I need the number of lines in the listing below that contain "Njerere", and only that number.

"""

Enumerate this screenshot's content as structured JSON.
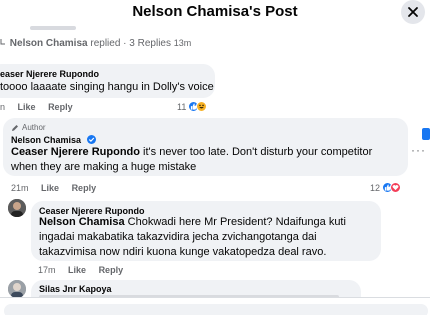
{
  "header": {
    "title": "Nelson Chamisa's Post"
  },
  "thread": {
    "name": "Nelson Chamisa",
    "replied": "replied · 3 Replies",
    "time": "13m"
  },
  "comments": [
    {
      "author": "easer Njerere Rupondo",
      "text": "toooo laaaate singing hangu in Dolly's voice",
      "time": "n",
      "like": "Like",
      "reply": "Reply",
      "reactions": "11"
    },
    {
      "badge": "Author",
      "author": "Nelson Chamisa",
      "tag": "Ceaser Njerere Rupondo",
      "text": " it's never too late. Don't disturb your competitor when they are making a huge mistake",
      "time": "21m",
      "like": "Like",
      "reply": "Reply",
      "reactions": "12"
    },
    {
      "author": "Ceaser Njerere Rupondo",
      "tag": "Nelson Chamisa",
      "text": " Chokwadi here Mr President? Ndaifunga kuti ingadai makabatika takazvidira jecha zvichangotanga dai takazvimisa now ndiri kuona kunge vakatopedza deal ravo.",
      "time": "17m",
      "like": "Like",
      "reply": "Reply"
    },
    {
      "author": "Silas Jnr Kapoya"
    }
  ],
  "colors": {
    "accent": "#1877f2",
    "bubble": "#f0f2f5",
    "meta": "#65676b"
  }
}
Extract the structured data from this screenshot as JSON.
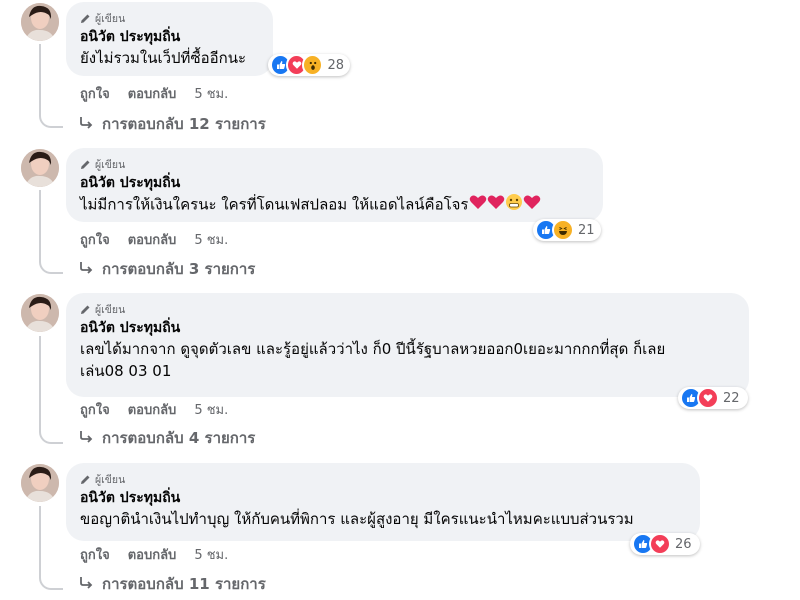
{
  "author_badge": "ผู้เขียน",
  "comments": [
    {
      "author": "อนิวัต ประทุมถิ่น",
      "text": "ยังไม่รวมในเว็ปที่ซื้ออีกนะ",
      "inline_emoji": [],
      "reactions": [
        "like",
        "love",
        "wow"
      ],
      "reaction_count": "28",
      "like_label": "ถูกใจ",
      "reply_label": "ตอบกลับ",
      "time": "5 ชม.",
      "replies_label": "การตอบกลับ 12 รายการ"
    },
    {
      "author": "อนิวัต ประทุมถิ่น",
      "text": "ไม่มีการให้เงินใครนะ ใครที่โดนเฟสปลอม ให้แอดไลน์คือโจร",
      "inline_emoji": [
        "heart",
        "heart",
        "grimace",
        "heart"
      ],
      "reactions": [
        "like",
        "haha"
      ],
      "reaction_count": "21",
      "like_label": "ถูกใจ",
      "reply_label": "ตอบกลับ",
      "time": "5 ชม.",
      "replies_label": "การตอบกลับ 3 รายการ"
    },
    {
      "author": "อนิวัต ประทุมถิ่น",
      "text": "เลขได้มากจาก ดูจุดตัวเลข และรู้อยู่แล้วว่าไง ก็0 ปีนี้รัฐบาลหวยออก0เยอะมากกกที่สุด ก็เลย\nเล่น08 03 01",
      "inline_emoji": [],
      "reactions": [
        "like",
        "love"
      ],
      "reaction_count": "22",
      "like_label": "ถูกใจ",
      "reply_label": "ตอบกลับ",
      "time": "5 ชม.",
      "replies_label": "การตอบกลับ 4 รายการ"
    },
    {
      "author": "อนิวัต ประทุมถิ่น",
      "text": "ขอญาตินำเงินไปทำบุญ ให้กับคนที่พิการ และผู้สูงอายุ มีใครแนะนำไหมคะแบบส่วนรวม",
      "inline_emoji": [],
      "reactions": [
        "like",
        "love"
      ],
      "reaction_count": "26",
      "like_label": "ถูกใจ",
      "reply_label": "ตอบกลับ",
      "time": "5 ชม.",
      "replies_label": "การตอบกลับ 11 รายการ"
    }
  ],
  "colors": {
    "like": "#1877f2",
    "love": "#f33e58",
    "wow": "#f7b125",
    "haha": "#f7b125",
    "bubble": "#f0f2f5",
    "secondary_text": "#65676b",
    "thread_line": "#ced0d4"
  }
}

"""

Result
3